(Assignment)
Write out each record again exactly as it stands.

(Records contained in a dataset)

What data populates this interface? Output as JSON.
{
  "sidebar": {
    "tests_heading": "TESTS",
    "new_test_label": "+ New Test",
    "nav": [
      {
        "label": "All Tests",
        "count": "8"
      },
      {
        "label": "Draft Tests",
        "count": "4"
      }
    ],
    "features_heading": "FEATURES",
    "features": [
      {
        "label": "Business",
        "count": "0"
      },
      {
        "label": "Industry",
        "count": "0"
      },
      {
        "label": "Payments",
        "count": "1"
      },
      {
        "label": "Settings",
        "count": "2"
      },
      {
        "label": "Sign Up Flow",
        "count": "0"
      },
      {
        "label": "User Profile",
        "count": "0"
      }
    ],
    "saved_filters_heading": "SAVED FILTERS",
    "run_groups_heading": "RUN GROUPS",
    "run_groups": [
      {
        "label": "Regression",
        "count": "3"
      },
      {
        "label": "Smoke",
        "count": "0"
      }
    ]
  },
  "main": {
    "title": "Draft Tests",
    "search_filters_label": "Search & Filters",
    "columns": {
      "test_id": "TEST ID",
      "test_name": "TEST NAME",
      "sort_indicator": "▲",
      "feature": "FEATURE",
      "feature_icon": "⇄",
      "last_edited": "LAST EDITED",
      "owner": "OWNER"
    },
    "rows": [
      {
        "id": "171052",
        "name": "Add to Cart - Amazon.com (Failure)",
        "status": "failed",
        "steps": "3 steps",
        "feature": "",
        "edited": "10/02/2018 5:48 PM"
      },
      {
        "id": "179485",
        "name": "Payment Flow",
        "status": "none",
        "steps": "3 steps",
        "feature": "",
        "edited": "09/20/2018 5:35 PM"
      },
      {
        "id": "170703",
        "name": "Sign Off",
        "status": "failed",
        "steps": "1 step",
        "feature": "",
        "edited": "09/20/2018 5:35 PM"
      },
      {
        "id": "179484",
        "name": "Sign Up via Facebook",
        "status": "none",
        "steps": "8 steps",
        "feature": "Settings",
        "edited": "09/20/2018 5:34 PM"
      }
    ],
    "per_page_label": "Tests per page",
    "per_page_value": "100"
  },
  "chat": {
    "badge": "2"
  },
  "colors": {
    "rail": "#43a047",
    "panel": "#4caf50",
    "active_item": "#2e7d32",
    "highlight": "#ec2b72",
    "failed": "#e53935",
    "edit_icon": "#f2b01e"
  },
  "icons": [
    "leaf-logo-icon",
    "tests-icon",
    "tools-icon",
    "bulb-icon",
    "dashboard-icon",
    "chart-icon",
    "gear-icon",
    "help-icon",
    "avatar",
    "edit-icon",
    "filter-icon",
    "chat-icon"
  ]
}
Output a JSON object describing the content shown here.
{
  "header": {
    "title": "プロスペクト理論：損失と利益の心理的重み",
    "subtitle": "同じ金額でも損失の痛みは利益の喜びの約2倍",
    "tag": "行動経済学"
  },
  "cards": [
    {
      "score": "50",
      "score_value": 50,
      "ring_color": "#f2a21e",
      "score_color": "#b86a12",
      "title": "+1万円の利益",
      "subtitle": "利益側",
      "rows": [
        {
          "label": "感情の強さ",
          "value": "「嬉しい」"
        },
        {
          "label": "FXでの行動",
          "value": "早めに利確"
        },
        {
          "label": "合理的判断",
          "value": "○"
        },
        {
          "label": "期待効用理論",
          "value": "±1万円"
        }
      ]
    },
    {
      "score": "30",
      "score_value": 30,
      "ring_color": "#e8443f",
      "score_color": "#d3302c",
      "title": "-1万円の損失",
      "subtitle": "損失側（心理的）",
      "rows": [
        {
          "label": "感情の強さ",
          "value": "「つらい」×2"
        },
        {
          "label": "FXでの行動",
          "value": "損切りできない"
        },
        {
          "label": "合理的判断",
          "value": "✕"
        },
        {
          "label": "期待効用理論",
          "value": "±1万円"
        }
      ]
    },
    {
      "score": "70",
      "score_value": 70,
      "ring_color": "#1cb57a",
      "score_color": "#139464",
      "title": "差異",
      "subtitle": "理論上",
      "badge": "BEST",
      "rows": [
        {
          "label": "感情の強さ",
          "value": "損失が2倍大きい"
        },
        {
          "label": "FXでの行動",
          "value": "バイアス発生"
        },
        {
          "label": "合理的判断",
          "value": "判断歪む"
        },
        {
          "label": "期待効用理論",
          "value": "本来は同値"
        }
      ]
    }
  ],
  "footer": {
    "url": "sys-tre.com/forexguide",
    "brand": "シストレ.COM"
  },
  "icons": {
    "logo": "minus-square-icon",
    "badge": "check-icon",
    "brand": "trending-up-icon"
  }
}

(Task solution)
What data populates this interface? Output as JSON.
{
  "sidebar": {
    "tests_heading": "TESTS",
    "new_test_label": "+ New Test",
    "nav": [
      {
        "label": "All Tests",
        "count": "8"
      },
      {
        "label": "Draft Tests",
        "count": "4"
      }
    ],
    "features_heading": "FEATURES",
    "features": [
      {
        "label": "Business",
        "count": "0"
      },
      {
        "label": "Industry",
        "count": "0"
      },
      {
        "label": "Payments",
        "count": "1"
      },
      {
        "label": "Settings",
        "count": "2"
      },
      {
        "label": "Sign Up Flow",
        "count": "0"
      },
      {
        "label": "User Profile",
        "count": "0"
      }
    ],
    "saved_filters_heading": "SAVED FILTERS",
    "run_groups_heading": "RUN GROUPS",
    "run_groups": [
      {
        "label": "Regression",
        "count": "3"
      },
      {
        "label": "Smoke",
        "count": "0"
      }
    ]
  },
  "main": {
    "title": "Draft Tests",
    "search_filters_label": "Search & Filters",
    "columns": {
      "test_id": "TEST ID",
      "test_name": "TEST NAME",
      "sort_indicator": "▲",
      "feature": "FEATURE",
      "feature_icon": "⇄",
      "last_edited": "LAST EDITED",
      "owner": "OWNER"
    },
    "rows": [
      {
        "id": "171052",
        "name": "Add to Cart - Amazon.com (Failure)",
        "status": "failed",
        "steps": "3 steps",
        "feature": "",
        "edited": "10/02/2018 5:48 PM"
      },
      {
        "id": "179485",
        "name": "Payment Flow",
        "status": "none",
        "steps": "3 steps",
        "feature": "",
        "edited": "09/20/2018 5:35 PM"
      },
      {
        "id": "170703",
        "name": "Sign Off",
        "status": "failed",
        "steps": "1 step",
        "feature": "",
        "edited": "09/20/2018 5:35 PM"
      },
      {
        "id": "179484",
        "name": "Sign Up via Facebook",
        "status": "none",
        "steps": "8 steps",
        "feature": "Settings",
        "edited": "09/20/2018 5:34 PM"
      }
    ],
    "per_page_label": "Tests per page",
    "per_page_value": "100"
  },
  "chat": {
    "badge": "2"
  },
  "colors": {
    "rail": "#43a047",
    "panel": "#4caf50",
    "active_item": "#2e7d32",
    "highlight": "#ec2b72",
    "failed": "#e53935",
    "edit_icon": "#f2b01e"
  },
  "icons": [
    "leaf-logo-icon",
    "tests-icon",
    "tools-icon",
    "bulb-icon",
    "dashboard-icon",
    "chart-icon",
    "gear-icon",
    "help-icon",
    "avatar",
    "edit-icon",
    "filter-icon",
    "chat-icon"
  ]
}
Output a JSON object describing the content shown here.
{
  "header": {
    "title": "プロスペクト理論：損失と利益の心理的重み",
    "subtitle": "同じ金額でも損失の痛みは利益の喜びの約2倍",
    "tag": "行動経済学"
  },
  "cards": [
    {
      "score": "50",
      "score_value": 50,
      "ring_color": "#f2a21e",
      "score_color": "#b86a12",
      "title": "+1万円の利益",
      "subtitle": "利益側",
      "rows": [
        {
          "label": "感情の強さ",
          "value": "「嬉しい」"
        },
        {
          "label": "FXでの行動",
          "value": "早めに利確"
        },
        {
          "label": "合理的判断",
          "value": "○"
        },
        {
          "label": "期待効用理論",
          "value": "±1万円"
        }
      ]
    },
    {
      "score": "30",
      "score_value": 30,
      "ring_color": "#e8443f",
      "score_color": "#d3302c",
      "title": "-1万円の損失",
      "subtitle": "損失側（心理的）",
      "rows": [
        {
          "label": "感情の強さ",
          "value": "「つらい」×2"
        },
        {
          "label": "FXでの行動",
          "value": "損切りできない"
        },
        {
          "label": "合理的判断",
          "value": "✕"
        },
        {
          "label": "期待効用理論",
          "value": "±1万円"
        }
      ]
    },
    {
      "score": "70",
      "score_value": 70,
      "ring_color": "#1cb57a",
      "score_color": "#139464",
      "title": "差異",
      "subtitle": "理論上",
      "badge": "BEST",
      "rows": [
        {
          "label": "感情の強さ",
          "value": "損失が2倍大きい"
        },
        {
          "label": "FXでの行動",
          "value": "バイアス発生"
        },
        {
          "label": "合理的判断",
          "value": "判断歪む"
        },
        {
          "label": "期待効用理論",
          "value": "本来は同値"
        }
      ]
    }
  ],
  "footer": {
    "url": "sys-tre.com/forexguide",
    "brand": "シストレ.COM"
  },
  "icons": {
    "logo": "minus-square-icon",
    "badge": "check-icon",
    "brand": "trending-up-icon"
  }
}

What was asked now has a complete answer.